|International Classification||B21D53/88, F21V7/10|
|Cooperative Classification||F21V7/10, Y10T428/12361, Y10T29/49995, B21D53/883|
|European Classification||F21V7/10, B21D53/88B|
|Jan 26, 1995||AS||Assignment|
Owner name: REGENT LIGHTING CORP., NORTH CAROLINA
Free format text: ASSIGNMENT OF ASSIGNORS INTEREST;ASSIGNOR:PARKER, ANDREW J.;REEL/FRAME:007347/0148
Effective date: 19950125
|Aug 18, 1995||AS||Assignment|
Owner name: BANQUE NATIONAL DE PARIS, NEW YORK BRANCH, A NY BA
Free format text: SECURITY INTEREST;ASSIGNOR:REGENT ACQUISITION CORP.;REEL/FRAME:007588/0876
Effective date: 19950817
Owner name: REGENT ACQUISITION CORP., A CORP. OF DELAWARE, NOR
Free format text: ASSIGNMENT OF ASSIGNORS INTEREST;ASSIGNOR:REGENT LIGHTING CORPORATION;REEL/FRAME:007588/0669
Effective date: 19950817
|Apr 28, 2000||FPAY||Fee payment|
Year of fee payment: 4
|Mar 29, 2004||FPAY||Fee payment|
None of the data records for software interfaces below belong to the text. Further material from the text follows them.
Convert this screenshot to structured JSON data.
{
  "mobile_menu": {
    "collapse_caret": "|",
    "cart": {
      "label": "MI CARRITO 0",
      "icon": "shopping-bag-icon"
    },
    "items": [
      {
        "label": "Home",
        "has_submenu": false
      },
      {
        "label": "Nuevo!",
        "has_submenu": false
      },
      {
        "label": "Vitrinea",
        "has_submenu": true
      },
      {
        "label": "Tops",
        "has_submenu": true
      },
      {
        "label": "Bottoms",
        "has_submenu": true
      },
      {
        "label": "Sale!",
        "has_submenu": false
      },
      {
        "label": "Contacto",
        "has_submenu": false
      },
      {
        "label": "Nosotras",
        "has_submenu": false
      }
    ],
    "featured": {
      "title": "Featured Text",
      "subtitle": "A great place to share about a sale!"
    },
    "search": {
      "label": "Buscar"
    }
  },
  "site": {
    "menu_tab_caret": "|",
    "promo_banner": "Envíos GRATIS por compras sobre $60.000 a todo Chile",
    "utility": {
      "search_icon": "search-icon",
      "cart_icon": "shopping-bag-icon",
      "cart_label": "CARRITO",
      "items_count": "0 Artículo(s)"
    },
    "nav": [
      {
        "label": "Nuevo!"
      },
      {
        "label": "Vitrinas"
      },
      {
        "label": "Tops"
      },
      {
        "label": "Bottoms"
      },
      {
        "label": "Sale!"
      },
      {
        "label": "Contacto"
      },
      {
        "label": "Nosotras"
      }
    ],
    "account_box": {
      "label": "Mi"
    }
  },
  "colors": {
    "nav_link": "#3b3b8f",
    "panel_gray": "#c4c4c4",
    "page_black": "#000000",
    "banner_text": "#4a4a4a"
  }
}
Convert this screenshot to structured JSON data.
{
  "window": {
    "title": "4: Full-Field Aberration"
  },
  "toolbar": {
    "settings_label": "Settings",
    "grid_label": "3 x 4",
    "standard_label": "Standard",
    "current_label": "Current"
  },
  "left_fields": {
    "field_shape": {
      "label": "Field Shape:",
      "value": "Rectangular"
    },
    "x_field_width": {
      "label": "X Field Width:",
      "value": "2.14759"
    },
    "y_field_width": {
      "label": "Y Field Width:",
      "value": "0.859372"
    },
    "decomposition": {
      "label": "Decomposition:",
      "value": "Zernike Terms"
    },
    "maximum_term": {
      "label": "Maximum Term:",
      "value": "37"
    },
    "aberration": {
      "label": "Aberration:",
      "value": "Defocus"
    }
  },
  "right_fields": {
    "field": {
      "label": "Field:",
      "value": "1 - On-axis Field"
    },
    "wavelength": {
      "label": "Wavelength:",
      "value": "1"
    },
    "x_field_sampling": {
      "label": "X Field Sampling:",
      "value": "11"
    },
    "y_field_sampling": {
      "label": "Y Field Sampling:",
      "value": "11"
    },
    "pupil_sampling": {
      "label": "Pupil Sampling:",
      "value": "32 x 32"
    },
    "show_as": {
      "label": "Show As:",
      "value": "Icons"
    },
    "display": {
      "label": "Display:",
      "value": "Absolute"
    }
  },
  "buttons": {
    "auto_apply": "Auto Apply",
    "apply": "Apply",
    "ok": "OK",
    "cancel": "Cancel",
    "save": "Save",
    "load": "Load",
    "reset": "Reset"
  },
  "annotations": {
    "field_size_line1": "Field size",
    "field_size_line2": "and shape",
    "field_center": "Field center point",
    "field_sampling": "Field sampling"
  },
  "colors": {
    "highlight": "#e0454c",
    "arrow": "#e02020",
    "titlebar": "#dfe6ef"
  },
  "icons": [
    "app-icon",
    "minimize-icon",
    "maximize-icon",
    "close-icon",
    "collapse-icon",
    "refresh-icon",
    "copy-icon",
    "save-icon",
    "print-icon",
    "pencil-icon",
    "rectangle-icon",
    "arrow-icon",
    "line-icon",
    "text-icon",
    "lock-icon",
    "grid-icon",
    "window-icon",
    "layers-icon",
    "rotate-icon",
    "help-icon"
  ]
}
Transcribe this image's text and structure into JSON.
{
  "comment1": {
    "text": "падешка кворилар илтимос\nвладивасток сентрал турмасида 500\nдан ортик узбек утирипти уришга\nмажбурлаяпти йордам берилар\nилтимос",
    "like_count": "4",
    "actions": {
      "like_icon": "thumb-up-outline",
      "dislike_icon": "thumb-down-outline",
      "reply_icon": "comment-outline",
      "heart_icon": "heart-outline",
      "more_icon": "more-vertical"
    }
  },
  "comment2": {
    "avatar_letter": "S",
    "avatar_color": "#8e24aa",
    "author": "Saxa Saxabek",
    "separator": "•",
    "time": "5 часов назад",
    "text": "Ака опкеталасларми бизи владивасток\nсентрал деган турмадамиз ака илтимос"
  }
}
Year of fee payment: 8
|Mar 20, 2008||FPAY||Fee payment|
Year of fee payment: 12